(Required action)
Provide a verbatim copy of all the records below, leaving the images out.

(Records shown)
==================================================
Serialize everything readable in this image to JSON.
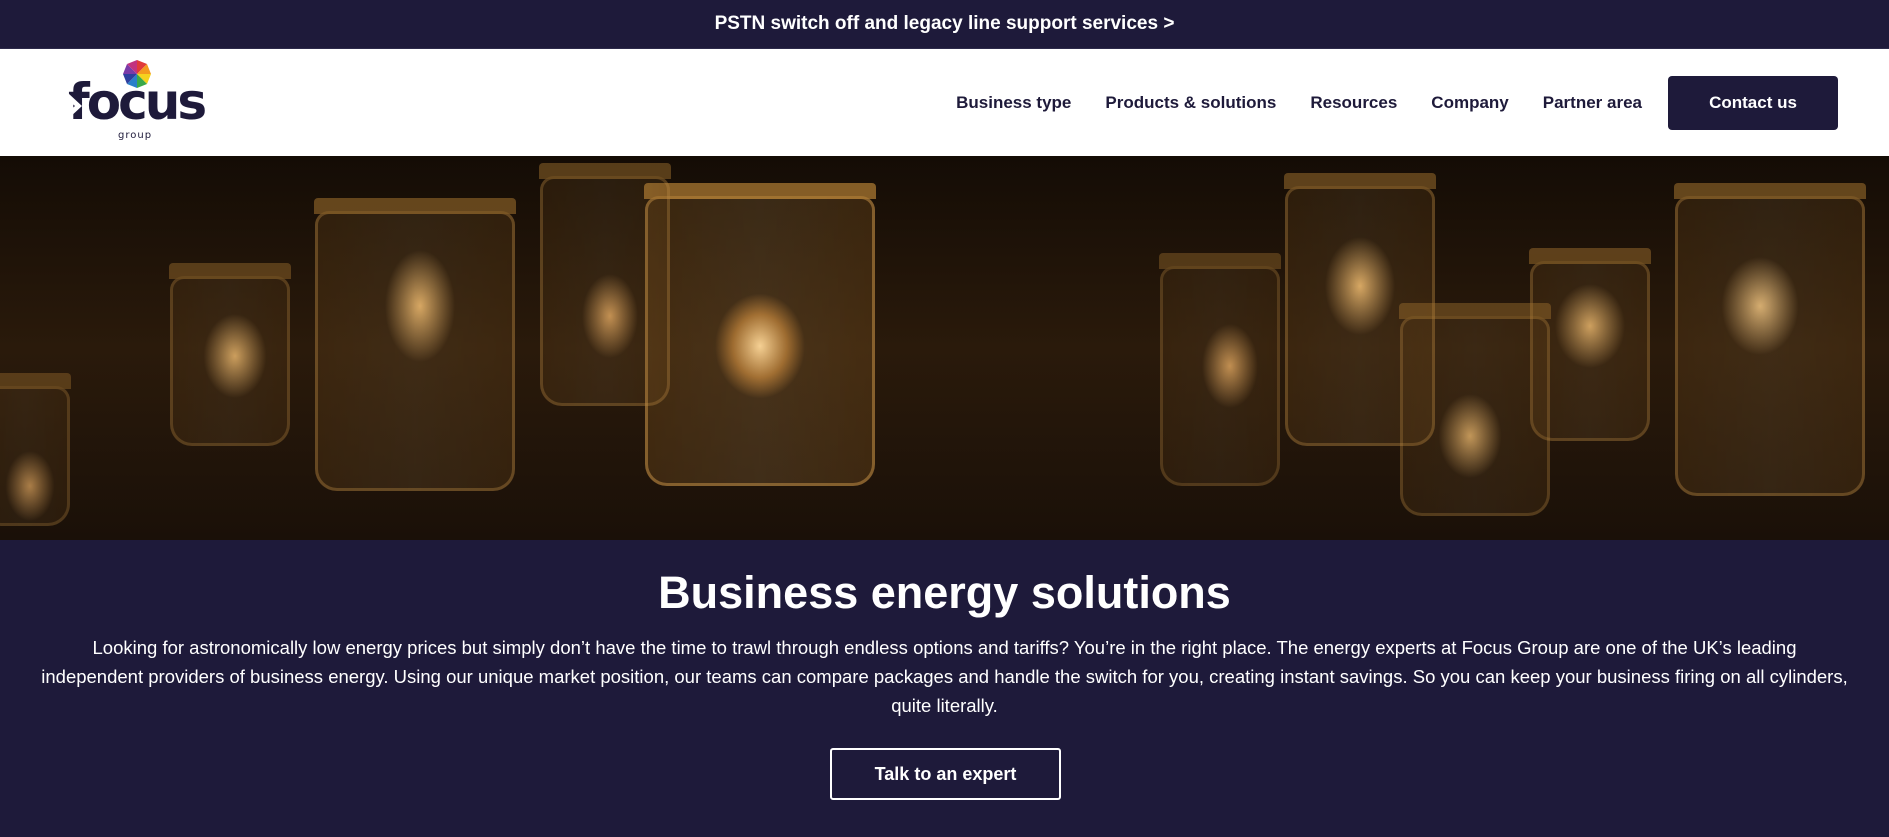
{
  "announcement": {
    "text": "PSTN switch off and legacy line support services >"
  },
  "logo": {
    "word": "focus",
    "sub": "group"
  },
  "nav": {
    "items": [
      {
        "label": "Business type"
      },
      {
        "label": "Products & solutions"
      },
      {
        "label": "Resources"
      },
      {
        "label": "Company"
      },
      {
        "label": "Partner area"
      }
    ],
    "contact_label": "Contact us"
  },
  "hero": {
    "image": "hanging-jar-lights-photo"
  },
  "main": {
    "title": "Business energy solutions",
    "description": "Looking for astronomically low energy prices but simply don’t have the time to trawl through endless options and tariffs? You’re in the right place. The energy experts at Focus Group are one of the UK’s leading independent providers of business energy. Using our unique market position, our teams can compare packages and handle the switch for you, creating instant savings. So you can keep your business firing on all cylinders, quite literally.",
    "cta_label": "Talk to an expert"
  },
  "colors": {
    "brand_navy": "#1e1a3a",
    "white": "#ffffff"
  }
}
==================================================
(Response to this exercise)
Serialize everything readable in this image to JSON.
{
  "announcement": {
    "text": "PSTN switch off and legacy line support services >"
  },
  "logo": {
    "word": "focus",
    "sub": "group"
  },
  "nav": {
    "items": [
      {
        "label": "Business type"
      },
      {
        "label": "Products & solutions"
      },
      {
        "label": "Resources"
      },
      {
        "label": "Company"
      },
      {
        "label": "Partner area"
      }
    ],
    "contact_label": "Contact us"
  },
  "hero": {
    "image": "hanging-jar-lights-photo"
  },
  "main": {
    "title": "Business energy solutions",
    "description": "Looking for astronomically low energy prices but simply don’t have the time to trawl through endless options and tariffs? You’re in the right place. The energy experts at Focus Group are one of the UK’s leading independent providers of business energy. Using our unique market position, our teams can compare packages and handle the switch for you, creating instant savings. So you can keep your business firing on all cylinders, quite literally.",
    "cta_label": "Talk to an expert"
  },
  "colors": {
    "brand_navy": "#1e1a3a",
    "white": "#ffffff"
  }
}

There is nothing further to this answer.